:: AVAILABLE DATA ::
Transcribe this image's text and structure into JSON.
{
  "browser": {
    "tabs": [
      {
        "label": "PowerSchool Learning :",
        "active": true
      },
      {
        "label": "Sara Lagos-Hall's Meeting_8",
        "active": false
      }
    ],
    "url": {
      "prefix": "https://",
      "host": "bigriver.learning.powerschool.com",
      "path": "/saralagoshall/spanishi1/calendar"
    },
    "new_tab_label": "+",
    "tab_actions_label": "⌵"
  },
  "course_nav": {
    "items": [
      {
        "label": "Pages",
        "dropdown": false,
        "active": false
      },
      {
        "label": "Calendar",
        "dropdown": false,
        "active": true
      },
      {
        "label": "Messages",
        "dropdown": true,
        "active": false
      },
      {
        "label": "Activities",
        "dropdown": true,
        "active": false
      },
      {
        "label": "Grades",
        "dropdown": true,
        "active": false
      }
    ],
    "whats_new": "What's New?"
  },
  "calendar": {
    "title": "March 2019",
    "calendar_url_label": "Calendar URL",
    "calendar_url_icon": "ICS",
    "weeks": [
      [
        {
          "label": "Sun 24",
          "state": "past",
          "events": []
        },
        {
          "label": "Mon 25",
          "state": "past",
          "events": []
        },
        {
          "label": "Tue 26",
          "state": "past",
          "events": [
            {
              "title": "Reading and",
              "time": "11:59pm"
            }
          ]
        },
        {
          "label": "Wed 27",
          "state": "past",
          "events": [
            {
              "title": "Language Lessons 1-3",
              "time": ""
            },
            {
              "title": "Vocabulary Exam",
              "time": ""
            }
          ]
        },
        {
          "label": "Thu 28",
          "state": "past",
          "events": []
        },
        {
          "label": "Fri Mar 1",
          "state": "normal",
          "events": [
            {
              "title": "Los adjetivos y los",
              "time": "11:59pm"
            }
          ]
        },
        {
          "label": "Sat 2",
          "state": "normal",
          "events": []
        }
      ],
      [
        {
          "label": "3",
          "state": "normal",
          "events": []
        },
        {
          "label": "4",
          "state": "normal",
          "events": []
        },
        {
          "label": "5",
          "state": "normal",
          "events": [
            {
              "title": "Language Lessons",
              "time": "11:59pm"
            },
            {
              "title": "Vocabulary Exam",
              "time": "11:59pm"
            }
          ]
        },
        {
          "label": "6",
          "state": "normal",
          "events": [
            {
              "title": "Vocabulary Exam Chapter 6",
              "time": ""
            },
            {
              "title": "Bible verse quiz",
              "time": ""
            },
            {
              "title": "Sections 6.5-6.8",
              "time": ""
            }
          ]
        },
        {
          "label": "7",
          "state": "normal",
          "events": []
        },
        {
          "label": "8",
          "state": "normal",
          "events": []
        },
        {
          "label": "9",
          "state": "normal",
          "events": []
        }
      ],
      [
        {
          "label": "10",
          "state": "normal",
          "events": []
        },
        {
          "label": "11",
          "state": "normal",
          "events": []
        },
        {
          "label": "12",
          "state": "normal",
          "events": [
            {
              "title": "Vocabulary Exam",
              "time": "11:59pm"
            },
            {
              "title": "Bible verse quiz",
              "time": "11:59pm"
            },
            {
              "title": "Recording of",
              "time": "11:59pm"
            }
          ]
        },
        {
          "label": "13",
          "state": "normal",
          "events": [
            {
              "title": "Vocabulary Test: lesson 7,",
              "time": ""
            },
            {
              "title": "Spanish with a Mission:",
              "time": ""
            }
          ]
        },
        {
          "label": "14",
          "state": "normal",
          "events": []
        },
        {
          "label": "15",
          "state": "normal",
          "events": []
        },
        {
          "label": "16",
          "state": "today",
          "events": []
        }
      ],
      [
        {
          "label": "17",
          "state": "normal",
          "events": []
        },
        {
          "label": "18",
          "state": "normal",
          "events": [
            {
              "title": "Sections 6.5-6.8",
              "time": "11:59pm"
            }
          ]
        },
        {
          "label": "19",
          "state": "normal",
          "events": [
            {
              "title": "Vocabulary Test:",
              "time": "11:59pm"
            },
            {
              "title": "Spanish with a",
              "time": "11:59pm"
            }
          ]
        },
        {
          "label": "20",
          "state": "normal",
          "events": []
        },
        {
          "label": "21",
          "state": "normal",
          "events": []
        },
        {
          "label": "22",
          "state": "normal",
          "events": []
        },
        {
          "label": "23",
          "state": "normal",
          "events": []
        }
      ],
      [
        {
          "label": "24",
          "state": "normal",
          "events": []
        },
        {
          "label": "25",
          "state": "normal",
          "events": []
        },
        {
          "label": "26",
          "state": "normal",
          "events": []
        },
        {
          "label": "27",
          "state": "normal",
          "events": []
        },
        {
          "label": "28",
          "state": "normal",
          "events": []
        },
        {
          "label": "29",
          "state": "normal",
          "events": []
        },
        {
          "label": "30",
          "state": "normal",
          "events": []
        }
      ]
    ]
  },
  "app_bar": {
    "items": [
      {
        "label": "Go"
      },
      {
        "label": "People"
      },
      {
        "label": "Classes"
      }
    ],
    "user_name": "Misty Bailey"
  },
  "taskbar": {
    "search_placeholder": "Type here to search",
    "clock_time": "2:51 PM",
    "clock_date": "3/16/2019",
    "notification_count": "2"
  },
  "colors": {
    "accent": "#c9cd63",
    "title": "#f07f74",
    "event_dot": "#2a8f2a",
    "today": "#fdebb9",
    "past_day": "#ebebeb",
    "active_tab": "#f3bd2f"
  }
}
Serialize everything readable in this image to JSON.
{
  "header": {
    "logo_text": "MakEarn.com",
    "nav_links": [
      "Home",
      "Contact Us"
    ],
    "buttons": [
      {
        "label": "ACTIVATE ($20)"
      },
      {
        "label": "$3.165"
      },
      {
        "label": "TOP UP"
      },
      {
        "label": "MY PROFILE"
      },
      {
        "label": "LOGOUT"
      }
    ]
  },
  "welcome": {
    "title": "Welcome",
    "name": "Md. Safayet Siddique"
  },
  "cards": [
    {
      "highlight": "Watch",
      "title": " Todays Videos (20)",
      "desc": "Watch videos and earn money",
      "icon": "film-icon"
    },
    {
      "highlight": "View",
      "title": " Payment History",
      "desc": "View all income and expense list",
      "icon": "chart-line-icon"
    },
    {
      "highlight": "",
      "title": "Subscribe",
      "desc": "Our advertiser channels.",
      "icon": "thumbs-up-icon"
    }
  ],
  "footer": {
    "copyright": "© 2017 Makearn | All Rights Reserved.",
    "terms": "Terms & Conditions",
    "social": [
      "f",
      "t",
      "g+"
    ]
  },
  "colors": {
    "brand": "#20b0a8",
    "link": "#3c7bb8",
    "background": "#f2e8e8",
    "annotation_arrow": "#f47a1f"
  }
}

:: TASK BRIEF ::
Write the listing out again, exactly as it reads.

:: OUTPUT FOR THIS TASK ::
Transcribe this image's text and structure into JSON.
{
  "browser": {
    "tabs": [
      {
        "label": "PowerSchool Learning :",
        "active": true
      },
      {
        "label": "Sara Lagos-Hall's Meeting_8",
        "active": false
      }
    ],
    "url": {
      "prefix": "https://",
      "host": "bigriver.learning.powerschool.com",
      "path": "/saralagoshall/spanishi1/calendar"
    },
    "new_tab_label": "+",
    "tab_actions_label": "⌵"
  },
  "course_nav": {
    "items": [
      {
        "label": "Pages",
        "dropdown": false,
        "active": false
      },
      {
        "label": "Calendar",
        "dropdown": false,
        "active": true
      },
      {
        "label": "Messages",
        "dropdown": true,
        "active": false
      },
      {
        "label": "Activities",
        "dropdown": true,
        "active": false
      },
      {
        "label": "Grades",
        "dropdown": true,
        "active": false
      }
    ],
    "whats_new": "What's New?"
  },
  "calendar": {
    "title": "March 2019",
    "calendar_url_label": "Calendar URL",
    "calendar_url_icon": "ICS",
    "weeks": [
      [
        {
          "label": "Sun 24",
          "state": "past",
          "events": []
        },
        {
          "label": "Mon 25",
          "state": "past",
          "events": []
        },
        {
          "label": "Tue 26",
          "state": "past",
          "events": [
            {
              "title": "Reading and",
              "time": "11:59pm"
            }
          ]
        },
        {
          "label": "Wed 27",
          "state": "past",
          "events": [
            {
              "title": "Language Lessons 1-3",
              "time": ""
            },
            {
              "title": "Vocabulary Exam",
              "time": ""
            }
          ]
        },
        {
          "label": "Thu 28",
          "state": "past",
          "events": []
        },
        {
          "label": "Fri Mar 1",
          "state": "normal",
          "events": [
            {
              "title": "Los adjetivos y los",
              "time": "11:59pm"
            }
          ]
        },
        {
          "label": "Sat 2",
          "state": "normal",
          "events": []
        }
      ],
      [
        {
          "label": "3",
          "state": "normal",
          "events": []
        },
        {
          "label": "4",
          "state": "normal",
          "events": []
        },
        {
          "label": "5",
          "state": "normal",
          "events": [
            {
              "title": "Language Lessons",
              "time": "11:59pm"
            },
            {
              "title": "Vocabulary Exam",
              "time": "11:59pm"
            }
          ]
        },
        {
          "label": "6",
          "state": "normal",
          "events": [
            {
              "title": "Vocabulary Exam Chapter 6",
              "time": ""
            },
            {
              "title": "Bible verse quiz",
              "time": ""
            },
            {
              "title": "Sections 6.5-6.8",
              "time": ""
            }
          ]
        },
        {
          "label": "7",
          "state": "normal",
          "events": []
        },
        {
          "label": "8",
          "state": "normal",
          "events": []
        },
        {
          "label": "9",
          "state": "normal",
          "events": []
        }
      ],
      [
        {
          "label": "10",
          "state": "normal",
          "events": []
        },
        {
          "label": "11",
          "state": "normal",
          "events": []
        },
        {
          "label": "12",
          "state": "normal",
          "events": [
            {
              "title": "Vocabulary Exam",
              "time": "11:59pm"
            },
            {
              "title": "Bible verse quiz",
              "time": "11:59pm"
            },
            {
              "title": "Recording of",
              "time": "11:59pm"
            }
          ]
        },
        {
          "label": "13",
          "state": "normal",
          "events": [
            {
              "title": "Vocabulary Test: lesson 7,",
              "time": ""
            },
            {
              "title": "Spanish with a Mission:",
              "time": ""
            }
          ]
        },
        {
          "label": "14",
          "state": "normal",
          "events": []
        },
        {
          "label": "15",
          "state": "normal",
          "events": []
        },
        {
          "label": "16",
          "state": "today",
          "events": []
        }
      ],
      [
        {
          "label": "17",
          "state": "normal",
          "events": []
        },
        {
          "label": "18",
          "state": "normal",
          "events": [
            {
              "title": "Sections 6.5-6.8",
              "time": "11:59pm"
            }
          ]
        },
        {
          "label": "19",
          "state": "normal",
          "events": [
            {
              "title": "Vocabulary Test:",
              "time": "11:59pm"
            },
            {
              "title": "Spanish with a",
              "time": "11:59pm"
            }
          ]
        },
        {
          "label": "20",
          "state": "normal",
          "events": []
        },
        {
          "label": "21",
          "state": "normal",
          "events": []
        },
        {
          "label": "22",
          "state": "normal",
          "events": []
        },
        {
          "label": "23",
          "state": "normal",
          "events": []
        }
      ],
      [
        {
          "label": "24",
          "state": "normal",
          "events": []
        },
        {
          "label": "25",
          "state": "normal",
          "events": []
        },
        {
          "label": "26",
          "state": "normal",
          "events": []
        },
        {
          "label": "27",
          "state": "normal",
          "events": []
        },
        {
          "label": "28",
          "state": "normal",
          "events": []
        },
        {
          "label": "29",
          "state": "normal",
          "events": []
        },
        {
          "label": "30",
          "state": "normal",
          "events": []
        }
      ]
    ]
  },
  "app_bar": {
    "items": [
      {
        "label": "Go"
      },
      {
        "label": "People"
      },
      {
        "label": "Classes"
      }
    ],
    "user_name": "Misty Bailey"
  },
  "taskbar": {
    "search_placeholder": "Type here to search",
    "clock_time": "2:51 PM",
    "clock_date": "3/16/2019",
    "notification_count": "2"
  },
  "colors": {
    "accent": "#c9cd63",
    "title": "#f07f74",
    "event_dot": "#2a8f2a",
    "today": "#fdebb9",
    "past_day": "#ebebeb",
    "active_tab": "#f3bd2f"
  }
}
Serialize everything readable in this image to JSON.
{
  "header": {
    "logo_text": "MakEarn.com",
    "nav_links": [
      "Home",
      "Contact Us"
    ],
    "buttons": [
      {
        "label": "ACTIVATE ($20)"
      },
      {
        "label": "$3.165"
      },
      {
        "label": "TOP UP"
      },
      {
        "label": "MY PROFILE"
      },
      {
        "label": "LOGOUT"
      }
    ]
  },
  "welcome": {
    "title": "Welcome",
    "name": "Md. Safayet Siddique"
  },
  "cards": [
    {
      "highlight": "Watch",
      "title": " Todays Videos (20)",
      "desc": "Watch videos and earn money",
      "icon": "film-icon"
    },
    {
      "highlight": "View",
      "title": " Payment History",
      "desc": "View all income and expense list",
      "icon": "chart-line-icon"
    },
    {
      "highlight": "",
      "title": "Subscribe",
      "desc": "Our advertiser channels.",
      "icon": "thumbs-up-icon"
    }
  ],
  "footer": {
    "copyright": "© 2017 Makearn | All Rights Reserved.",
    "terms": "Terms & Conditions",
    "social": [
      "f",
      "t",
      "g+"
    ]
  },
  "colors": {
    "brand": "#20b0a8",
    "link": "#3c7bb8",
    "background": "#f2e8e8",
    "annotation_arrow": "#f47a1f"
  }
}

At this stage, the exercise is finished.